“These are the times that try men’s souls” ― Thomas Paine, The American Crisis.
The nomination of Judge Brett Kavanaugh to the U.S. Supreme Court proves the US Senate does not represent most Americans.
To demonstrate, Senators representing 44.2% of the U.S. population nominated Kavanaugh, The Washington Post calculates. Tellingly, Senators opposed to Kavanaugh represent around 55.8% of Americans.
The Washington Post’s Philip Bump notes Kavanaugh has the dubious distinction of: “being the first justice nominated by someone who lost the popular vote to earn his seat on the bench with support from senators representing less than half of the country; while having his nomination opposed by a majority of the country.”

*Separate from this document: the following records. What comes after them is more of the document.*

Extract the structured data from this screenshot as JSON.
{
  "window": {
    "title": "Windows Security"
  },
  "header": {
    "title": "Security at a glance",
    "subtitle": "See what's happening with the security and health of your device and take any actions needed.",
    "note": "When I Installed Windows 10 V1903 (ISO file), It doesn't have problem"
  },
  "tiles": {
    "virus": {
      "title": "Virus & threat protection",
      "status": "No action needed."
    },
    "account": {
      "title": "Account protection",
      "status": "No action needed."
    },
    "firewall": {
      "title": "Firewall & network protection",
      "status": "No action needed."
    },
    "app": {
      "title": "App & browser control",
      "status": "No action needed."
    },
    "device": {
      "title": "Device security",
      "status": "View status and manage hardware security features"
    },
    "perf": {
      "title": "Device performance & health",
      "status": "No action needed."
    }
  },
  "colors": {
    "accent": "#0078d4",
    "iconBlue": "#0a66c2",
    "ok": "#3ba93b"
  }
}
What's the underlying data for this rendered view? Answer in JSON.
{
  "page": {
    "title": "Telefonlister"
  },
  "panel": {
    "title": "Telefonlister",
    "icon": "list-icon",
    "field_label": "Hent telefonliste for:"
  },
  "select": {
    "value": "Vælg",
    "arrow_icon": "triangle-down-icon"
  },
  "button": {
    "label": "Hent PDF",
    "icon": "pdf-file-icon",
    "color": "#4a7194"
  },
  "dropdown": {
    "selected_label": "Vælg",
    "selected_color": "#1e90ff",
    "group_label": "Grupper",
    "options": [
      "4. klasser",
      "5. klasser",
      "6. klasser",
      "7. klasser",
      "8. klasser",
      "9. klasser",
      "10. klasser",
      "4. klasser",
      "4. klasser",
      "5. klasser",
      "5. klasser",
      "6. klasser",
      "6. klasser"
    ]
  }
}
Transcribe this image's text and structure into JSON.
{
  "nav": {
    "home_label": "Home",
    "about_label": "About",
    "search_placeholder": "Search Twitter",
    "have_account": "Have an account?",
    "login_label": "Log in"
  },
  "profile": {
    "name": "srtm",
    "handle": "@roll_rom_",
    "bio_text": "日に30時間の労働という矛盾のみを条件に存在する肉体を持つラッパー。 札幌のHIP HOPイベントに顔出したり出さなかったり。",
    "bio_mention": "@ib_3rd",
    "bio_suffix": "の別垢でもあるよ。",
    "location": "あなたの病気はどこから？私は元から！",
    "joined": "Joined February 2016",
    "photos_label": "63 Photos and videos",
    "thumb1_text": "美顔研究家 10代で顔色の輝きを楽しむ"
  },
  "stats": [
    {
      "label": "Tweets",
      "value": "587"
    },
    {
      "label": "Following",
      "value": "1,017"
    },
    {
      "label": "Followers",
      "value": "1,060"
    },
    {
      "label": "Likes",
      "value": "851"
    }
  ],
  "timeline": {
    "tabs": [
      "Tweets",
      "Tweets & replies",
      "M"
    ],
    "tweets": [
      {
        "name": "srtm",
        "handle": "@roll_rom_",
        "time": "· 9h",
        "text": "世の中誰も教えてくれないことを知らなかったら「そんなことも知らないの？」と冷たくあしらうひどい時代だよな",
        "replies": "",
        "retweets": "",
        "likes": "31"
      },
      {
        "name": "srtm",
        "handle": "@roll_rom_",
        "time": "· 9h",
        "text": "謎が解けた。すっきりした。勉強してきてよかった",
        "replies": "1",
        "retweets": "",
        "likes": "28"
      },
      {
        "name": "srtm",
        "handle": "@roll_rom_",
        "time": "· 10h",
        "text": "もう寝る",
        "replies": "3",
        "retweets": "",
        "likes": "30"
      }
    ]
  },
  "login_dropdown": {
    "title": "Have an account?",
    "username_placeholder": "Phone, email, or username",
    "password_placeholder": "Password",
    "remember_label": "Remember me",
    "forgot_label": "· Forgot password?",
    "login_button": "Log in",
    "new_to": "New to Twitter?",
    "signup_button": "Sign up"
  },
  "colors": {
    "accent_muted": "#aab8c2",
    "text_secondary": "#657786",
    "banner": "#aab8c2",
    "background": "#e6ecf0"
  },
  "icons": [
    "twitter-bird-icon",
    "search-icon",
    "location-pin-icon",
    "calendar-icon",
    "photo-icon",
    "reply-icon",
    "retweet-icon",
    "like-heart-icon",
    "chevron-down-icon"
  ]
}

Therefore, we can argue the United States Senate is no longer a representative legislative body. Instead of the American people, the Senate represents a series of rural states; or worse, an oligarchy based in New York.
The Senate will get Less Representative in the Future
Frighteningly, the Senate will be even less representative soon. Surprisingly, just 30 Senators could represent 70% of Americans by 2040.
Under those circumstances, 70 Senators will represent 30% of Americans, David Birdsell predicts. Birdsell is the dean of the school of public and international affairs at Baruch College. Tellingly, Birdsell is one of many demographers offering such warnings.
As an illustration 30% of Senators will represent the 15 states that contain 67% of the population in 2040, the Weldon Cooper Center for Public Service projects. The Center at the University of Virginia forecasts nine states will be home to half of America’s population in 2040, Bump notes.
Consequently, just 18 Senators will represent half of Americans by 2040. That situation violates the values of the American Revolution. For instance, one of the Revolution’s main slogans was “no taxation without representation.” Presently, the United States violates that ideal for most of its citizens.
Markedly, just 30% of the population will elect Senators enacting taxes, voting to go to war, and approving federal judges. As a result America will have a government that violates its basic values.
How to Create a Senate that represents most Americans
Obviously, the Senate needs reform if America wants a representative government.
I suggest allowing a state to elect an additional Senator for each 10 million residents it has. Thus, the larger states will get more representation in Washington. More importantly, the Senate will be more representative of the American people.
California which has 39 million people will have five Senators; for instance, and Texas will each have four Senators. To explain; the US Census Bureau estimates Texas has 27.469 million residents and Florida around 20 million inhabitants.
Under this system, six states, North Carolina, Georgia, New York, Ohio, Pennsylvania, and Illinois will have three Senators. In detail, each of those states has over 10 million residents. Consequently, the Senate will have 25 additional members.
Making the Senate more representative will be tough because it requires a Constitutional amendment. Obviously, implementing such an amendment will be tough. Republicans will fight tooth and nail to prevent any dilution of their power.
History teaches us we can make the Senate More Representative
That sounds tough, but it is not impossible. There was a time when America faced a similar crisis of an unrepresentative Senate.
Until 1913 state legislatures appointed U.S. Senators. That allowed corrupt special interests; like political machines and big corporations, to buy Senate seats for their puppets. Therefore, a corrupt oligarchy controlled the Senate.
The 17th Amendment changed that by allowing the direct election of U.S. Senators by the people. The 17th Amendment resulted from a long political battle during the Progressive Era (1893-1917).
Will the Kavanaugh Nomination spark Senate reform?
“A body of men holding themselves accountable to nobody ought not to be trusted by anybody” ― Thomas Paine.
History shows that Americans have overcome corrupt oligarchies before and made their government more representative. We did it in 1776, 1860, and 1913 and we will do it again.
I have to wonder if the anger over the Kavanaugh nomination will be the spark that ignites a movement to reform the Senate. If it is, Republicans will have only themselves to blame.
By abusing their power to impose their will on the nation, Republican Senators are doing Americans a service. The Republicans are telling Americans reform is necessary. I wonder if Americans have the brains to see the necessity and the guts to fight for reform.
“If there must be trouble, let it be in my day, that my child may have peace” ― Thomas Paine.